## Exercise prompt:
Where an entry contains an image, skip the image and print the rest exactly.

────────────────────────────────────────

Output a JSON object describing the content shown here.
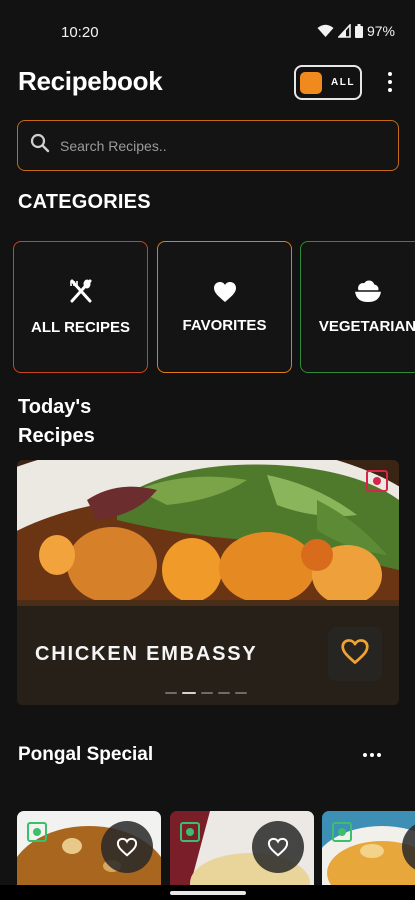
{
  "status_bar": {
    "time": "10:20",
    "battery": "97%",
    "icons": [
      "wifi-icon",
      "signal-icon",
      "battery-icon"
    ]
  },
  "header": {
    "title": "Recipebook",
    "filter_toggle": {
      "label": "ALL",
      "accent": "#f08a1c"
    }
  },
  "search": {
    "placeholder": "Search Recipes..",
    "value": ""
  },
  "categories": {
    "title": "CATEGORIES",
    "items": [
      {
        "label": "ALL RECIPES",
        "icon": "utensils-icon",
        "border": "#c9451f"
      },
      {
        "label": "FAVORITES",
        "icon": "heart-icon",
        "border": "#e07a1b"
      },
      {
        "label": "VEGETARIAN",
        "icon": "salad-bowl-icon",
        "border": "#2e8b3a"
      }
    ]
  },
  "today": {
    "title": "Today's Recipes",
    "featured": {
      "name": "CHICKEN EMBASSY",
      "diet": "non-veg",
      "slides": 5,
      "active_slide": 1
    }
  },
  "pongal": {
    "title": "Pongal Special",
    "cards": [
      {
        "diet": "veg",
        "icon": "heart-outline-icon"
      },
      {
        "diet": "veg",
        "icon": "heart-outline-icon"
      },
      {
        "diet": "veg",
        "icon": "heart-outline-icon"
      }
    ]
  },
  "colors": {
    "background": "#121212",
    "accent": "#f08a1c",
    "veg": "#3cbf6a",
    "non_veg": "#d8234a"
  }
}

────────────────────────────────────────

## Exercise answer:
Output a JSON object describing the content shown here.
{
  "status_bar": {
    "time": "10:20",
    "battery": "97%",
    "icons": [
      "wifi-icon",
      "signal-icon",
      "battery-icon"
    ]
  },
  "header": {
    "title": "Recipebook",
    "filter_toggle": {
      "label": "ALL",
      "accent": "#f08a1c"
    }
  },
  "search": {
    "placeholder": "Search Recipes..",
    "value": ""
  },
  "categories": {
    "title": "CATEGORIES",
    "items": [
      {
        "label": "ALL RECIPES",
        "icon": "utensils-icon",
        "border": "#c9451f"
      },
      {
        "label": "FAVORITES",
        "icon": "heart-icon",
        "border": "#e07a1b"
      },
      {
        "label": "VEGETARIAN",
        "icon": "salad-bowl-icon",
        "border": "#2e8b3a"
      }
    ]
  },
  "today": {
    "title": "Today's Recipes",
    "featured": {
      "name": "CHICKEN EMBASSY",
      "diet": "non-veg",
      "slides": 5,
      "active_slide": 1
    }
  },
  "pongal": {
    "title": "Pongal Special",
    "cards": [
      {
        "diet": "veg",
        "icon": "heart-outline-icon"
      },
      {
        "diet": "veg",
        "icon": "heart-outline-icon"
      },
      {
        "diet": "veg",
        "icon": "heart-outline-icon"
      }
    ]
  },
  "colors": {
    "background": "#121212",
    "accent": "#f08a1c",
    "veg": "#3cbf6a",
    "non_veg": "#d8234a"
  }
}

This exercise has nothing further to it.